But someone wise once told me that the purpose of a table setting isn’t to be stuffy or intimidating — it’s to communicate to the guest what’s coming and to make them feel comfortable. A set table gives your guests lots of clues: Beyond, possibly, where they should sit, a set table will tell a guest if they should serve themselves in a buffet style, and how much they might expect to be eating.

With that (and a bit of nostalgia) in mind, here are five rules you might want to think twice about tossing out.

Credit: Photo: Joe Lingeman; Prop Styling: Helen Quinn

1. You still need more than one glass.

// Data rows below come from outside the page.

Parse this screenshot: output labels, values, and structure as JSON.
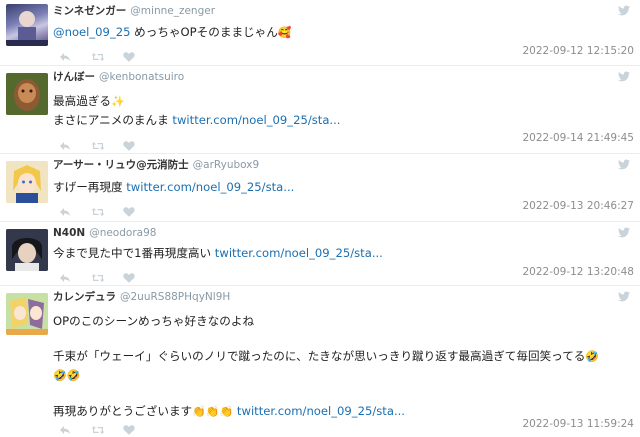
{
  "colors": {
    "link": "#1b6fb1",
    "muted": "#8899a6",
    "icon": "#c8d3da"
  },
  "tweets": [
    {
      "name": "ミンネゼンガー",
      "handle": "@minne_zenger",
      "lines": [
        {
          "mention": "@noel_09_25",
          "text": " めっちゃOPそのままじゃん",
          "emoji": "🥰"
        }
      ],
      "timestamp": "2022-09-12 12:15:20"
    },
    {
      "name": "けんぼー",
      "handle": "@kenbonatsuiro",
      "lines": [
        {
          "text": "最高過ぎる",
          "emoji": "✨"
        },
        {
          "text": "まさにアニメのまんま ",
          "link": "twitter.com/noel_09_25/sta..."
        }
      ],
      "timestamp": "2022-09-14 21:49:45"
    },
    {
      "name": "アーサー・リュウ@元消防士",
      "handle": "@arRyubox9",
      "lines": [
        {
          "text": "すげー再現度 ",
          "link": "twitter.com/noel_09_25/sta..."
        }
      ],
      "timestamp": "2022-09-13 20:46:27"
    },
    {
      "name": "N40N",
      "handle": "@neodora98",
      "lines": [
        {
          "text": "今まで見た中で1番再現度高い ",
          "link": "twitter.com/noel_09_25/sta..."
        }
      ],
      "timestamp": "2022-09-12 13:20:48"
    },
    {
      "name": "カレンデュラ",
      "handle": "@2uuRS88PHqyNl9H",
      "lines": [
        {
          "text": "OPのこのシーンめっちゃ好きなのよね"
        },
        {
          "text": "千束が「ウェーイ」ぐらいのノリで蹴ったのに、たきなが思いっきり蹴り返す最高過ぎて毎回笑ってる",
          "emoji": "🤣"
        },
        {
          "emoji": "🤣🤣"
        },
        {
          "text": "再現ありがとうございます",
          "emoji": "👏👏👏",
          "link": " twitter.com/noel_09_25/sta..."
        }
      ],
      "timestamp": "2022-09-13 11:59:24"
    }
  ]
}
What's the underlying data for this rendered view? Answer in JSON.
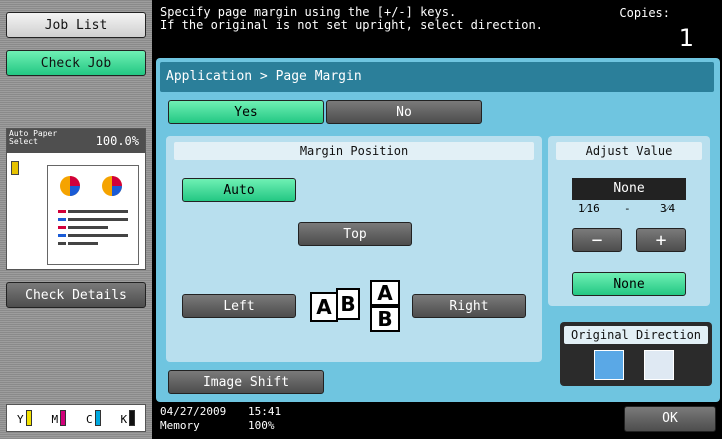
{
  "sidebar": {
    "job_list": "Job List",
    "check_job": "Check Job",
    "preview_paper": "Auto Paper\nSelect",
    "preview_zoom": "100.0%",
    "check_details": "Check Details",
    "toner": [
      {
        "label": "Y",
        "color": "#f2e100"
      },
      {
        "label": "M",
        "color": "#d1007a"
      },
      {
        "label": "C",
        "color": "#00a9e0"
      },
      {
        "label": "K",
        "color": "#111111"
      }
    ]
  },
  "message": {
    "line1": "Specify page margin using the [+/-] keys.",
    "line2": "If the original is not set upright, select direction.",
    "copies_label": "Copies:",
    "copies_value": "1"
  },
  "main": {
    "breadcrumb": "Application > Page Margin",
    "yes": "Yes",
    "no": "No",
    "margin_position": {
      "title": "Margin Position",
      "auto": "Auto",
      "top": "Top",
      "left": "Left",
      "right": "Right"
    },
    "adjust_value": {
      "title": "Adjust Value",
      "display": "None",
      "min": "1⁄16",
      "dash": "-",
      "max": "3⁄4",
      "minus": "−",
      "plus": "+",
      "none": "None"
    },
    "original_direction": {
      "title": "Original Direction"
    },
    "image_shift": "Image Shift"
  },
  "footer": {
    "date": "04/27/2009",
    "time": "15:41",
    "memory_label": "Memory",
    "memory_value": "100%",
    "ok": "OK"
  }
}
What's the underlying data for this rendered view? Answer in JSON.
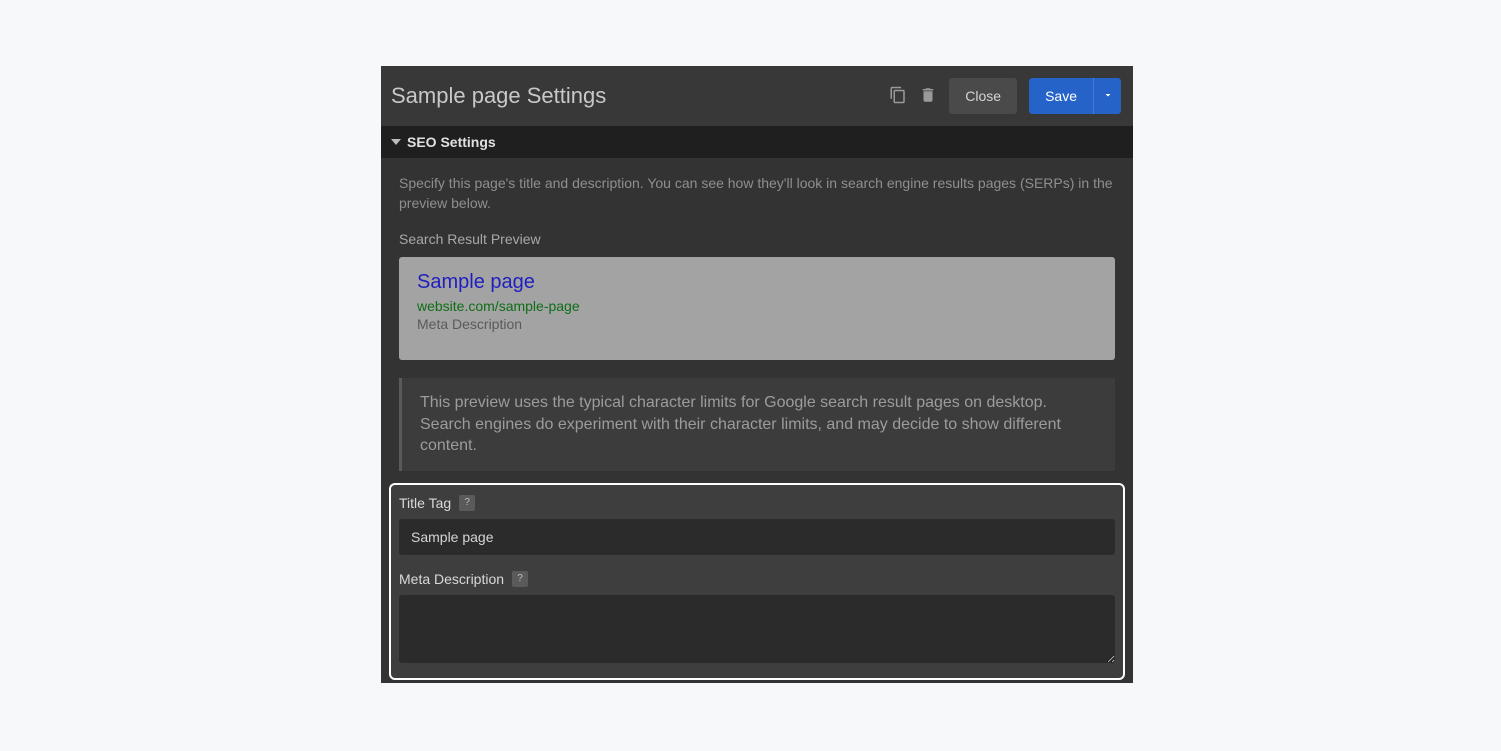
{
  "header": {
    "title": "Sample page Settings",
    "close_label": "Close",
    "save_label": "Save"
  },
  "section": {
    "title": "SEO Settings",
    "description": "Specify this page's title and description. You can see how they'll look in search engine results pages (SERPs) in the preview below.",
    "preview_label": "Search Result Preview",
    "serp": {
      "title": "Sample page",
      "url": "website.com/sample-page",
      "meta": "Meta Description"
    },
    "info": "This preview uses the typical character limits for Google search result pages on desktop. Search engines do experiment with their character limits, and may decide to show different content.",
    "fields": {
      "title_tag_label": "Title Tag",
      "title_tag_value": "Sample page",
      "meta_desc_label": "Meta Description",
      "meta_desc_value": ""
    },
    "help_glyph": "?"
  }
}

It might not be necessary to have several glasses on the table per person (no need for, say, two types of wine glasses, a water glass, a Champagne flute, a sherry glass, and a tea cup!), but two is really the magic number here. In addition to any wine or cocktail glass (that’s either set on the table or still in use from a pre-dinner living room hang) each place setting still needs to have a water glass — ideally to the right of the dinner plate because most people are right-handed. People get thirsty while they’re eating and might not want to quench it with a cocktail or wine. It’s a comfort thing, for one, and it keeps guests hydrated (read: they’ll hopefully be less likely to have a hangover the next morning). Consider it a thoughtful gesture. 

Our favorite water glasses: Duralex Picardie Tumbler, $28 for 6

2. You need cloth napkins (and other sustainable options).

We’ve only got one Earth, so make sustainable choices when you can. Cloth napkins can certainly seem stuffy and outdated, but there are so many fun ones on the market now (I love these and everything from this Etsy shop, especially!) and they can help eliminate a lot of paper waste. As far as plates, utensils, and cups, the real stuff is still going to be best (it’s reusable, holds up better, and feels more deserving of the prep that went into a meal). But if dish duty feels like too much on top of what you’re already doing and you need to go the disposable route, make sure it’s all compostable or recyclable. No, you’d never see a kraft paper cup on the table at Downton Abbey, but I like to think that Carson would have gotten the Crawleys there eventually.

3. A water pitcher is a must.

Some formal rules will call for water glasses to already be filled with water and that still holds true. In addition, you’ll want to include a water pitcher or carafe on the table. Guests love to feel self-sufficient and typically hate asking for things. A pitcher or carafe that’s already on the table helps them, well, help themselves. Plus, there’s something very restaurant-esque about having a pretty glass bottle filled with water. You’ll also be happy that you’re not constantly getting up to refill glasses for people throughout the meal.

4. Assigned seats can be kind.

You don’t necessarily need place cards, but it is smart to determine where people should sit and offer direction when you head into the dining room. No one wants to feel awkward or have to overthink — Can I sit at the head of the table? — plus some guests might have reasons for being placed in certain seats. Maybe Aunt Mary has a bum knee and needs to stretch out to the side, or a parent needs to help their toddler cut their food. You’re the boss here, so offer up thoughtful suggestions instead of forcing guests to fend for themselves.

Credit: Joe Lingeman

5. Centerpieces shouldn’t overcrowd the table.

Watch any movie set in the early 20th century (when folks were The Most Proper) and you’ll notice that centerpieces were kept simple. Although people back then weren’t as worried about saving space on the table (our portion sizes and offerings have increased quite a bit!), they knew that a dinner party is only as good as the conversation and that guests can’t exactly talk around massive floral arrangements running down the middle of the table. Don’t get so distracted by the aesthetics of the table that you forget function: Space candles out so people can still see one another, and do small, low floral arrangements.

Do you agree with these table-setting rules? Would you add any to the mix?